What needs to be done: Could you filter the records below down to the lines that include the word "Overall"?

*** Data provided ***

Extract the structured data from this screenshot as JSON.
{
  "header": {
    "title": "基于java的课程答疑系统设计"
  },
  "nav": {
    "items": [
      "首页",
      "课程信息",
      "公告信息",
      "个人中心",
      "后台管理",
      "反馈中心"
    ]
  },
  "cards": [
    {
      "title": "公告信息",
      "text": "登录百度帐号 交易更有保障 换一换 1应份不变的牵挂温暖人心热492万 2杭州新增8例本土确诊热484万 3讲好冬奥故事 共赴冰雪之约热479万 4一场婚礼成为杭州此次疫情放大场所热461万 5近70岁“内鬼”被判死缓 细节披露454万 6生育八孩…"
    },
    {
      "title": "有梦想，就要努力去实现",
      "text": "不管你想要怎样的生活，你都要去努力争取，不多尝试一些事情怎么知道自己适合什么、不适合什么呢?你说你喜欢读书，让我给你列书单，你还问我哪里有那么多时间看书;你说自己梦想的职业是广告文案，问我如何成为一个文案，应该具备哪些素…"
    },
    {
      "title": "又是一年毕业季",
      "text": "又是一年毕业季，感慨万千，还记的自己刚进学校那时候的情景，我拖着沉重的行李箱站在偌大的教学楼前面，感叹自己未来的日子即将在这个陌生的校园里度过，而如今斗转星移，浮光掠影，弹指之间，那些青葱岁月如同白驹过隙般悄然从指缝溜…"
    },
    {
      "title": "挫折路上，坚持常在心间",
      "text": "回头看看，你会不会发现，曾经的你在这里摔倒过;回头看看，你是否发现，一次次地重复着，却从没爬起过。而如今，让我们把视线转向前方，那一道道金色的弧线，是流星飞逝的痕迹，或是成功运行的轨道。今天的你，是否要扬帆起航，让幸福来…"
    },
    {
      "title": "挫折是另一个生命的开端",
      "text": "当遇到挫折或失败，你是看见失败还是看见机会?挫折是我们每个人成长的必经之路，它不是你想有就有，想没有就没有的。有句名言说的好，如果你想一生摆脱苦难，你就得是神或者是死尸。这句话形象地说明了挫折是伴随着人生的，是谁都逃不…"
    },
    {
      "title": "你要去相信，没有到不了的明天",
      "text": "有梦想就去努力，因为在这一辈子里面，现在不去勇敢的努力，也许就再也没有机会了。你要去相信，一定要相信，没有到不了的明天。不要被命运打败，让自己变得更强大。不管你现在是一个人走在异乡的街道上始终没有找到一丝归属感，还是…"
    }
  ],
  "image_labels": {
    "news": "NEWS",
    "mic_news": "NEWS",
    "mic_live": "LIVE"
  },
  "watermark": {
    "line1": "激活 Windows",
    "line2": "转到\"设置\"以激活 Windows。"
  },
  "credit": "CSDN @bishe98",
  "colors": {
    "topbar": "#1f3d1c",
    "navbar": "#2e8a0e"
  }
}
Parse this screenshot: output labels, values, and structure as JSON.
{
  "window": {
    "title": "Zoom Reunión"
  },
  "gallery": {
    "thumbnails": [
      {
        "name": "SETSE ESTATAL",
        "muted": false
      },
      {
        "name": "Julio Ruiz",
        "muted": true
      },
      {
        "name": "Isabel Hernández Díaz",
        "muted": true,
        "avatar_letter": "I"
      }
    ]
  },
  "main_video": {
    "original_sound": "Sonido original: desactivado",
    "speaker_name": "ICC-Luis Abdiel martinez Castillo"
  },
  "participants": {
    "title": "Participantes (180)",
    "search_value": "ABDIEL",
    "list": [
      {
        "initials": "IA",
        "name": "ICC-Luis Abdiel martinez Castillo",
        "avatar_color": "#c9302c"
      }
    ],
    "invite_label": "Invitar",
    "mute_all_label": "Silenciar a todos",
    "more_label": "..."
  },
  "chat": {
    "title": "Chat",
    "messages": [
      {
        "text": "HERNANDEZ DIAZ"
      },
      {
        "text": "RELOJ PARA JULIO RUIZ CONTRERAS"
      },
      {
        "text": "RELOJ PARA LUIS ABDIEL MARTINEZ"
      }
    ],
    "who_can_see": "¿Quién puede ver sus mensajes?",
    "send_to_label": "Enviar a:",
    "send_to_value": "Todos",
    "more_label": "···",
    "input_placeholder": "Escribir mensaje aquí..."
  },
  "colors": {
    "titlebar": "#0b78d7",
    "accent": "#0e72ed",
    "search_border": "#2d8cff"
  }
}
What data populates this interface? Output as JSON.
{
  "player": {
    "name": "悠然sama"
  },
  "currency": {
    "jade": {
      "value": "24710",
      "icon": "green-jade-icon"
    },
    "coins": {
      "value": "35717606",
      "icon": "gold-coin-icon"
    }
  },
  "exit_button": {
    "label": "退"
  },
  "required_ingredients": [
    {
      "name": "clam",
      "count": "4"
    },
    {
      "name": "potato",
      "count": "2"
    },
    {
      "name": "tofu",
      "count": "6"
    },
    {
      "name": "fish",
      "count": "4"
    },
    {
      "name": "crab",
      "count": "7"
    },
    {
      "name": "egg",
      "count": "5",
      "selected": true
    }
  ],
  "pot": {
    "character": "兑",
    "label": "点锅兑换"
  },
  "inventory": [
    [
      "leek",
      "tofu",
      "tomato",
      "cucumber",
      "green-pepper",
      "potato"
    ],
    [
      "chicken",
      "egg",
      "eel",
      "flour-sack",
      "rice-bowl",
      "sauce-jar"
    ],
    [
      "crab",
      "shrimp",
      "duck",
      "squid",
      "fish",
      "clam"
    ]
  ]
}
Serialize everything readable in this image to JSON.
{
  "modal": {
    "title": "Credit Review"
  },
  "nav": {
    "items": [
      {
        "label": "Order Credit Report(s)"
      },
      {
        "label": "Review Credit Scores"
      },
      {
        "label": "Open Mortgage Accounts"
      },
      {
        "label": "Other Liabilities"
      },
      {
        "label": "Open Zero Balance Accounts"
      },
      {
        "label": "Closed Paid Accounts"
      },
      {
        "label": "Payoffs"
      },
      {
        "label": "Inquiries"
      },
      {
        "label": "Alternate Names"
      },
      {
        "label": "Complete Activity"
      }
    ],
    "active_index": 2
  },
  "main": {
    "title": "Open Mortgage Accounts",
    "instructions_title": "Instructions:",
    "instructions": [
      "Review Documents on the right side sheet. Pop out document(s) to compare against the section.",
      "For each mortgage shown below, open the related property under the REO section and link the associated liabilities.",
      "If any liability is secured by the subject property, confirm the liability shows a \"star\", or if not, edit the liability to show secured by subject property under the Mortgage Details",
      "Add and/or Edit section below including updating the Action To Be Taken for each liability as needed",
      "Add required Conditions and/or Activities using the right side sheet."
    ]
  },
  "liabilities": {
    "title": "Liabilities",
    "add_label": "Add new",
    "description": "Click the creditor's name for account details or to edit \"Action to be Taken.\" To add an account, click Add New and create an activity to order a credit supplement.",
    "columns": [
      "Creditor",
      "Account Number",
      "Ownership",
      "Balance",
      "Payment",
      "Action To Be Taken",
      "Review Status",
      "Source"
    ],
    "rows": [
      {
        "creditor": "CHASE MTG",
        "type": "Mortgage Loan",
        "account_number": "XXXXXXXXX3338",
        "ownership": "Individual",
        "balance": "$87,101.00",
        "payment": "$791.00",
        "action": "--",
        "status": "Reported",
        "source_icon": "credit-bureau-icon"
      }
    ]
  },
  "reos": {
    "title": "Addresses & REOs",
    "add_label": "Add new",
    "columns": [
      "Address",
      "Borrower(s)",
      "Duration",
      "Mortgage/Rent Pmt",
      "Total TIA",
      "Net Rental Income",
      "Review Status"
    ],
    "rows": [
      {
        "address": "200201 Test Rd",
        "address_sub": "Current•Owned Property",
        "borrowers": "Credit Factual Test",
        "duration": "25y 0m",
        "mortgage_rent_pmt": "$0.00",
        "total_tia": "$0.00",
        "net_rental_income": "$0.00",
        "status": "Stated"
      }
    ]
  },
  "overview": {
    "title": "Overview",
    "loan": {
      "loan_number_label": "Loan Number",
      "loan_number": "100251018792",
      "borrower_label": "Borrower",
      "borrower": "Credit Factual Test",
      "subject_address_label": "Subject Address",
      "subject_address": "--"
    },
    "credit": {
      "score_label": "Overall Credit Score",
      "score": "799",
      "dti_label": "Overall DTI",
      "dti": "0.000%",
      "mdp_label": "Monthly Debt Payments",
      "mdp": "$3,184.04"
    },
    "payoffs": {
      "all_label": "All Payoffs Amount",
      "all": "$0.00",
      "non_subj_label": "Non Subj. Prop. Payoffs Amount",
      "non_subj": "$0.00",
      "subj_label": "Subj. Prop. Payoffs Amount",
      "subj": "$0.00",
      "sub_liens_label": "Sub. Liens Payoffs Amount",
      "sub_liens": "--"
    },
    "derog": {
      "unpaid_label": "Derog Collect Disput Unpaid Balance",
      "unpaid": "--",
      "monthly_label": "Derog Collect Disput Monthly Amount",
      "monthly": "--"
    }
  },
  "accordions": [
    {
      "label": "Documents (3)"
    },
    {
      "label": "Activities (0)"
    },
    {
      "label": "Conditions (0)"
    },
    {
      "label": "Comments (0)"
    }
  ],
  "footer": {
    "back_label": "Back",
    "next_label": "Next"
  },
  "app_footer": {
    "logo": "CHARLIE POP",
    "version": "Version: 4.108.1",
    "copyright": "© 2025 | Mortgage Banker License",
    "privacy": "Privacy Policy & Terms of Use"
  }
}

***

Written response:
      "score_label": "Overall Credit Score",
      "dti_label": "Overall DTI",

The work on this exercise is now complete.